EXERCISE DESCRIPTION: Reproduce each line from the records that holds "true".

Collection entries
Start of Block
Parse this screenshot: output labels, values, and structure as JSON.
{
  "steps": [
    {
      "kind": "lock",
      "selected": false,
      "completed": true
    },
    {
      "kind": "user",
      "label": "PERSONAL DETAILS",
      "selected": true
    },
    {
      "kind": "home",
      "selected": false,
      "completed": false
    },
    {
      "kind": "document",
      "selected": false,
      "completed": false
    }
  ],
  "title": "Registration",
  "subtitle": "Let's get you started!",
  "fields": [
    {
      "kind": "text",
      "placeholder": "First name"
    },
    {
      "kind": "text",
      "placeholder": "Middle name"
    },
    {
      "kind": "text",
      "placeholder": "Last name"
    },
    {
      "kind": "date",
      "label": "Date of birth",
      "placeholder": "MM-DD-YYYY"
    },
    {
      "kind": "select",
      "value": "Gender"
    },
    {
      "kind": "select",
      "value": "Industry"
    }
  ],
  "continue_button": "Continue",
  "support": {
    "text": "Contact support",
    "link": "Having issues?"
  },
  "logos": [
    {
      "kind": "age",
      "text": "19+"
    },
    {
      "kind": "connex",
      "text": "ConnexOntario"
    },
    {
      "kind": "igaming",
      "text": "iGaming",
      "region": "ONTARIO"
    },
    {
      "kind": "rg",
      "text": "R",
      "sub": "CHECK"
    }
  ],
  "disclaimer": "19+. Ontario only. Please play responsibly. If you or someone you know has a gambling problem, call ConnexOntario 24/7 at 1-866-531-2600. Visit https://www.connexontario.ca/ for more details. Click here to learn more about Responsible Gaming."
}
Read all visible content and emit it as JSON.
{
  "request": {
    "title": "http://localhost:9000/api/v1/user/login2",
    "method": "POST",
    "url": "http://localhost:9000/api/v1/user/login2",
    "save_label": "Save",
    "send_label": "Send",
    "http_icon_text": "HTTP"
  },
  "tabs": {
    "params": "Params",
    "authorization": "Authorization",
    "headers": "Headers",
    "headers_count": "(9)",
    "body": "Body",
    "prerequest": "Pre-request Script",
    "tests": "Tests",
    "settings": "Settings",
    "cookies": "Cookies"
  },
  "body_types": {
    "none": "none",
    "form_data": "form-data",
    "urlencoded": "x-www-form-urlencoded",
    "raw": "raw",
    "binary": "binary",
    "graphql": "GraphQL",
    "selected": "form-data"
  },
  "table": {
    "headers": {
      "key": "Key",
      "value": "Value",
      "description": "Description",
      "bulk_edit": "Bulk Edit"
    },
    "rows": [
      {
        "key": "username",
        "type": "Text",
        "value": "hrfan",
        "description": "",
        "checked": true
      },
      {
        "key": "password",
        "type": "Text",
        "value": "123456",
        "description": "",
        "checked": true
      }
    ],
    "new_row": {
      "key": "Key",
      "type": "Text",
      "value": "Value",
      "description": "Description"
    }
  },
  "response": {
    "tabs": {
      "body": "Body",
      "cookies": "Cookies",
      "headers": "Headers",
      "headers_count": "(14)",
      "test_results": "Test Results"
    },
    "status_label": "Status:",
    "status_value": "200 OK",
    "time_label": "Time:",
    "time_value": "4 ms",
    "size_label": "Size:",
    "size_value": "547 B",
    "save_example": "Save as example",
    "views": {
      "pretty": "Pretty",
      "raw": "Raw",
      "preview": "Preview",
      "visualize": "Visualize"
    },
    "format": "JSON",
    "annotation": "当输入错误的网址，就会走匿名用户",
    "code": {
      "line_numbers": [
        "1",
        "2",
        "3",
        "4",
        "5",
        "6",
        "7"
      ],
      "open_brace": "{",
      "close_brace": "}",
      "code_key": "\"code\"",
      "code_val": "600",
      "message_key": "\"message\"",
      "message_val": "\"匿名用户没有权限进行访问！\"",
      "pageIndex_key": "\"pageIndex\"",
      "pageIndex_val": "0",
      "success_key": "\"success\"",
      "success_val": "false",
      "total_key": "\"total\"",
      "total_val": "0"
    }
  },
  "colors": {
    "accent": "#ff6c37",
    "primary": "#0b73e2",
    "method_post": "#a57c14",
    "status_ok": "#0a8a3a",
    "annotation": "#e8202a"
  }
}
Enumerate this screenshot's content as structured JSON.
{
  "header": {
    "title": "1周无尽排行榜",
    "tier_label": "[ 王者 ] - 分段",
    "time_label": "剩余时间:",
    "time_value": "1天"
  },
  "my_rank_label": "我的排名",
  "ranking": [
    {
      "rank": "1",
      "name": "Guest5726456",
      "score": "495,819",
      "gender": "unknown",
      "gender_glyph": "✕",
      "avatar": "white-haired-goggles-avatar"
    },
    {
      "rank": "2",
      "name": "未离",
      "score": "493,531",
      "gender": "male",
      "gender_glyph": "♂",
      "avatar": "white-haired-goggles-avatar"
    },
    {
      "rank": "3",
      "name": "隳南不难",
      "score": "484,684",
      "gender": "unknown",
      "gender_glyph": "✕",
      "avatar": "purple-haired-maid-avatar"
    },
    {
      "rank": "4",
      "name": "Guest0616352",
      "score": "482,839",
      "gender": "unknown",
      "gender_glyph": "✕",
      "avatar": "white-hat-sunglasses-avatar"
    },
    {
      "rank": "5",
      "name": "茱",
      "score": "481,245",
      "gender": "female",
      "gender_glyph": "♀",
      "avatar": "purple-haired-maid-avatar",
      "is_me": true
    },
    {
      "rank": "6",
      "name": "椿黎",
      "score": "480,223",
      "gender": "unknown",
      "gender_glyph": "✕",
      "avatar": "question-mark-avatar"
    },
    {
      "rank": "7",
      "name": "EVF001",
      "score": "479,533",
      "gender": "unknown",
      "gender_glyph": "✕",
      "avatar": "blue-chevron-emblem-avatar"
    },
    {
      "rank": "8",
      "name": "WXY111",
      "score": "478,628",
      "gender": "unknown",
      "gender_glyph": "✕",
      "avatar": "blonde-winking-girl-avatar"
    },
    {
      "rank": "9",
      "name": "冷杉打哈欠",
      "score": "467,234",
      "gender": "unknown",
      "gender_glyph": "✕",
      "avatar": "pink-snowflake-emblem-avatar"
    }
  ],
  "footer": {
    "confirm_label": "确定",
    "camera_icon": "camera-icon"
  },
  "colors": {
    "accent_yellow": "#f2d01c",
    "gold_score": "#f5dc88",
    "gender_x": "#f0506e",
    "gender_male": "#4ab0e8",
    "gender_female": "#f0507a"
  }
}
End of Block
WRITTEN RESPONSE:
      "completed": true
      "selected": true
        "checked": true
        "checked": true
      "is_me": true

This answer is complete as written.